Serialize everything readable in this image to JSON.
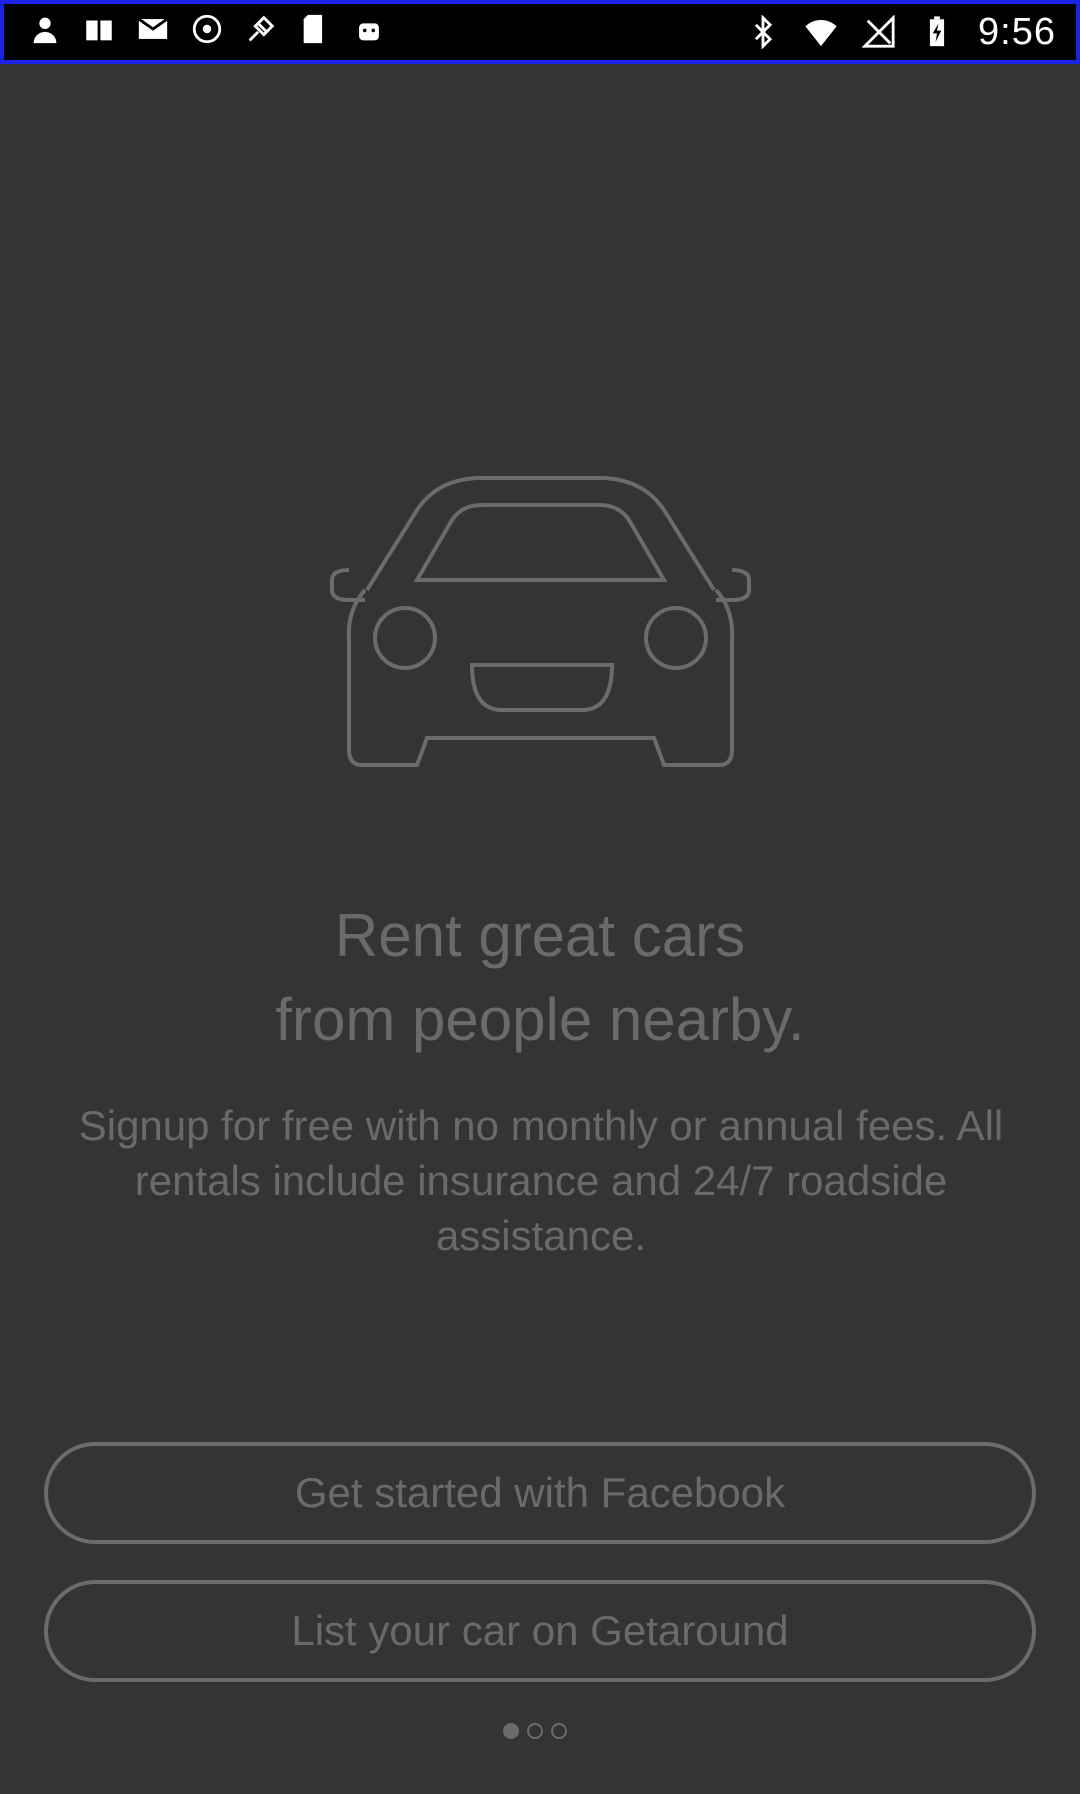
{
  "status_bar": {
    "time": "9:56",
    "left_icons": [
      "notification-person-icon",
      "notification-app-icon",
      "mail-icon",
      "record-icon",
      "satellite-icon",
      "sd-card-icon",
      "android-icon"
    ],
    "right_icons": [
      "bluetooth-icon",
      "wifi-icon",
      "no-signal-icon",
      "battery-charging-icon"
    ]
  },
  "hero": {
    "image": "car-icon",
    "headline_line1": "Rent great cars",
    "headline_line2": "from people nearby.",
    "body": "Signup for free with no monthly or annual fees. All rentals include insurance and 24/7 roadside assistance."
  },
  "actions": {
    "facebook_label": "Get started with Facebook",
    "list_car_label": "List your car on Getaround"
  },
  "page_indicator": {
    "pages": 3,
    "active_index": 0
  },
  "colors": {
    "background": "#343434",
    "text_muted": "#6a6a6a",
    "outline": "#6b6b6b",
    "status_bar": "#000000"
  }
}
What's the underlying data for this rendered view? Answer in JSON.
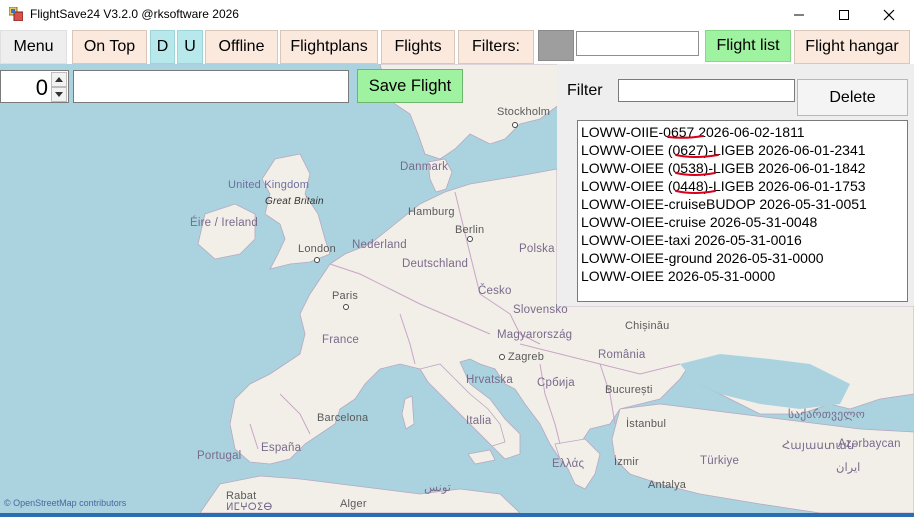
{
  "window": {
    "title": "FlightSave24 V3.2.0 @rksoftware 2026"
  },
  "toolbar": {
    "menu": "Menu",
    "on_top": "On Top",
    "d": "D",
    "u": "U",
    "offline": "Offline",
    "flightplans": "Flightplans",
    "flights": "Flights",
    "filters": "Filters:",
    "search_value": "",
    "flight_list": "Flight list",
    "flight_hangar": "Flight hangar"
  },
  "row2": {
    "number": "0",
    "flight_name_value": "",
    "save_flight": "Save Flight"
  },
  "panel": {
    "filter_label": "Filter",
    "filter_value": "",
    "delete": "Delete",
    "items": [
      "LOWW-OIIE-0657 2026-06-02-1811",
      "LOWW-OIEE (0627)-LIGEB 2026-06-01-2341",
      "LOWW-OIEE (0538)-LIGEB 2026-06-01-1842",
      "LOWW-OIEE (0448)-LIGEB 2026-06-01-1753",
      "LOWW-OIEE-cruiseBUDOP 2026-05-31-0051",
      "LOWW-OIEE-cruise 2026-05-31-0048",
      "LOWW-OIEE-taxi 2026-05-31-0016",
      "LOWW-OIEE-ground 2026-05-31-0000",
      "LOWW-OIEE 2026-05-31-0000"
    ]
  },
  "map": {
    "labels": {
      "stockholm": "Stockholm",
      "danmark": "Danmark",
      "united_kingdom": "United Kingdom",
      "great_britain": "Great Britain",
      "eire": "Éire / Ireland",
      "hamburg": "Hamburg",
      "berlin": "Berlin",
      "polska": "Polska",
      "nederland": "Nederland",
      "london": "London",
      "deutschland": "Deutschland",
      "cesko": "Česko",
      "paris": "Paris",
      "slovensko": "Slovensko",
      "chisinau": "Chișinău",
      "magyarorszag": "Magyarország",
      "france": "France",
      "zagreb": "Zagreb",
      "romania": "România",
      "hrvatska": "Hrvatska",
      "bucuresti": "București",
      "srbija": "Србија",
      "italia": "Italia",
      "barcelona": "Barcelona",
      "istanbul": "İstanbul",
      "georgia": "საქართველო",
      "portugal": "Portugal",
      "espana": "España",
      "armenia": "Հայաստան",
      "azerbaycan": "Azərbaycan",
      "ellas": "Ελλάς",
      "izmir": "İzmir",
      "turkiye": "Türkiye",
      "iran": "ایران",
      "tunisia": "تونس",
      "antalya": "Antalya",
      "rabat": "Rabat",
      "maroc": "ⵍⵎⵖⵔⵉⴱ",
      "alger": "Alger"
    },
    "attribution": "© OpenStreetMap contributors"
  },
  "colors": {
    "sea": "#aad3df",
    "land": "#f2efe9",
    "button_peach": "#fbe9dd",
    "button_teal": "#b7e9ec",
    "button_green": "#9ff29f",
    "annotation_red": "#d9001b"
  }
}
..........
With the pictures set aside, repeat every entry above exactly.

Serialize everything readable in this image to JSON.
{
  "status_bar": {
    "time": "9:56",
    "left_icons": [
      "notification-person-icon",
      "notification-app-icon",
      "mail-icon",
      "record-icon",
      "satellite-icon",
      "sd-card-icon",
      "android-icon"
    ],
    "right_icons": [
      "bluetooth-icon",
      "wifi-icon",
      "no-signal-icon",
      "battery-charging-icon"
    ]
  },
  "hero": {
    "image": "car-icon",
    "headline_line1": "Rent great cars",
    "headline_line2": "from people nearby.",
    "body": "Signup for free with no monthly or annual fees. All rentals include insurance and 24/7 roadside assistance."
  },
  "actions": {
    "facebook_label": "Get started with Facebook",
    "list_car_label": "List your car on Getaround"
  },
  "page_indicator": {
    "pages": 3,
    "active_index": 0
  },
  "colors": {
    "background": "#343434",
    "text_muted": "#6a6a6a",
    "outline": "#6b6b6b",
    "status_bar": "#000000"
  }
}
What's the underlying data for this rendered view? Answer in JSON.
{
  "window": {
    "title": "FlightSave24 V3.2.0 @rksoftware 2026"
  },
  "toolbar": {
    "menu": "Menu",
    "on_top": "On Top",
    "d": "D",
    "u": "U",
    "offline": "Offline",
    "flightplans": "Flightplans",
    "flights": "Flights",
    "filters": "Filters:",
    "search_value": "",
    "flight_list": "Flight list",
    "flight_hangar": "Flight hangar"
  },
  "row2": {
    "number": "0",
    "flight_name_value": "",
    "save_flight": "Save Flight"
  },
  "panel": {
    "filter_label": "Filter",
    "filter_value": "",
    "delete": "Delete",
    "items": [
      "LOWW-OIIE-0657 2026-06-02-1811",
      "LOWW-OIEE (0627)-LIGEB 2026-06-01-2341",
      "LOWW-OIEE (0538)-LIGEB 2026-06-01-1842",
      "LOWW-OIEE (0448)-LIGEB 2026-06-01-1753",
      "LOWW-OIEE-cruiseBUDOP 2026-05-31-0051",
      "LOWW-OIEE-cruise 2026-05-31-0048",
      "LOWW-OIEE-taxi 2026-05-31-0016",
      "LOWW-OIEE-ground 2026-05-31-0000",
      "LOWW-OIEE 2026-05-31-0000"
    ]
  },
  "map": {
    "labels": {
      "stockholm": "Stockholm",
      "danmark": "Danmark",
      "united_kingdom": "United Kingdom",
      "great_britain": "Great Britain",
      "eire": "Éire / Ireland",
      "hamburg": "Hamburg",
      "berlin": "Berlin",
      "polska": "Polska",
      "nederland": "Nederland",
      "london": "London",
      "deutschland": "Deutschland",
      "cesko": "Česko",
      "paris": "Paris",
      "slovensko": "Slovensko",
      "chisinau": "Chișinău",
      "magyarorszag": "Magyarország",
      "france": "France",
      "zagreb": "Zagreb",
      "romania": "România",
      "hrvatska": "Hrvatska",
      "bucuresti": "București",
      "srbija": "Србија",
      "italia": "Italia",
      "barcelona": "Barcelona",
      "istanbul": "İstanbul",
      "georgia": "საქართველო",
      "portugal": "Portugal",
      "espana": "España",
      "armenia": "Հայաստան",
      "azerbaycan": "Azərbaycan",
      "ellas": "Ελλάς",
      "izmir": "İzmir",
      "turkiye": "Türkiye",
      "iran": "ایران",
      "tunisia": "تونس",
      "antalya": "Antalya",
      "rabat": "Rabat",
      "maroc": "ⵍⵎⵖⵔⵉⴱ",
      "alger": "Alger"
    },
    "attribution": "© OpenStreetMap contributors"
  },
  "colors": {
    "sea": "#aad3df",
    "land": "#f2efe9",
    "button_peach": "#fbe9dd",
    "button_teal": "#b7e9ec",
    "button_green": "#9ff29f",
    "annotation_red": "#d9001b"
  }
}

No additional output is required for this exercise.